EXERCISE BRIEF: Identify each line in the records below that contains the word "icon", and copy it.

== == ==

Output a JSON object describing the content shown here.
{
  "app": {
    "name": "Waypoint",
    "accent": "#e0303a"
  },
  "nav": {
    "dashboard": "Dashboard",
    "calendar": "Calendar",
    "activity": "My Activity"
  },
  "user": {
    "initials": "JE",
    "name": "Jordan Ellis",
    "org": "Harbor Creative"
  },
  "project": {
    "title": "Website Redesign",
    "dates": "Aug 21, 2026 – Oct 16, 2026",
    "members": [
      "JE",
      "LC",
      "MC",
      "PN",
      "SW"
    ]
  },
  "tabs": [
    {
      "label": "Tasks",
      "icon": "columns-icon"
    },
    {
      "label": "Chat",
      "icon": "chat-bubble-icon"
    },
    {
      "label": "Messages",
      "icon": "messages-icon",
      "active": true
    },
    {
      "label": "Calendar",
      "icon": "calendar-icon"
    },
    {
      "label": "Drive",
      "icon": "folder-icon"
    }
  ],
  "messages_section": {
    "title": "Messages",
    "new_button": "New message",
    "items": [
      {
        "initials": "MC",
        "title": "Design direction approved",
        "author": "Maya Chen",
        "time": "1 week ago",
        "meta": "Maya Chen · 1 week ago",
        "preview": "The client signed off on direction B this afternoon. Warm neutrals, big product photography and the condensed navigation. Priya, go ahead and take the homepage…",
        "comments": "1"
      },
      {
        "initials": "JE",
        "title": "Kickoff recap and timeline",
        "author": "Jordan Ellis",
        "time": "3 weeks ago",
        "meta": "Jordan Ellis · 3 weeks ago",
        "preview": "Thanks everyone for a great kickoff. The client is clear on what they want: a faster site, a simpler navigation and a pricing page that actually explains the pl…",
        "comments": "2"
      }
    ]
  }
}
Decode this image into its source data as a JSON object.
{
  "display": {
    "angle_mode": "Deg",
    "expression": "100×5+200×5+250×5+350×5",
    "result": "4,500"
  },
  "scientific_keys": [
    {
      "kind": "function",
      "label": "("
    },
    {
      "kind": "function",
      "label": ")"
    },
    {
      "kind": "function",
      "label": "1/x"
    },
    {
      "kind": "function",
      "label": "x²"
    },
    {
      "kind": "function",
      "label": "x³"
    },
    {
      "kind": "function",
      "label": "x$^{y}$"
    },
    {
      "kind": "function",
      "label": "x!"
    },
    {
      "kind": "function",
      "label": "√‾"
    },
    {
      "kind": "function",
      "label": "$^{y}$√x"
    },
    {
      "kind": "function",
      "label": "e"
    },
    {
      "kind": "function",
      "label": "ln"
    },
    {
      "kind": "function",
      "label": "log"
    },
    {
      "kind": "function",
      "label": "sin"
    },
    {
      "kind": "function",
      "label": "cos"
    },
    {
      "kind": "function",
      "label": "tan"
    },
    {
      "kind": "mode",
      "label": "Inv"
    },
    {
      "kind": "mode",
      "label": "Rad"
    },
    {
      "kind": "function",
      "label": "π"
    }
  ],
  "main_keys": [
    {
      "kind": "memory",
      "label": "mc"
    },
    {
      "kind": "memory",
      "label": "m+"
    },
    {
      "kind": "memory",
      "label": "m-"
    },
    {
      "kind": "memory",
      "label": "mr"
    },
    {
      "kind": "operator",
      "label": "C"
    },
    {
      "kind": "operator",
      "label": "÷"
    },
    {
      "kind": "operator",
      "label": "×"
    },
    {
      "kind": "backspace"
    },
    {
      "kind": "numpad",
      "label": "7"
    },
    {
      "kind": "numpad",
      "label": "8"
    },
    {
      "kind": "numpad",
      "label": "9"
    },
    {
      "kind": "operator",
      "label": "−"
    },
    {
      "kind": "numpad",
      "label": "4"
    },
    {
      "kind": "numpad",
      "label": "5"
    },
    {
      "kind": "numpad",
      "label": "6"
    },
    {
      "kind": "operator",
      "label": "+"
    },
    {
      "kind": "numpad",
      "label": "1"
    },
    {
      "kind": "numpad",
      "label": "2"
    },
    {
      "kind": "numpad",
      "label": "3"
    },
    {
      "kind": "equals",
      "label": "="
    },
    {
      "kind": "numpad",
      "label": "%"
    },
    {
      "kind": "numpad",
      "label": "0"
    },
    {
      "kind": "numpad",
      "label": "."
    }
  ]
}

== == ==

ANSWER SPACE:
      "icon": "columns-icon"
      "icon": "chat-bubble-icon"
      "icon": "messages-icon",
      "icon": "calendar-icon"
      "icon": "folder-icon"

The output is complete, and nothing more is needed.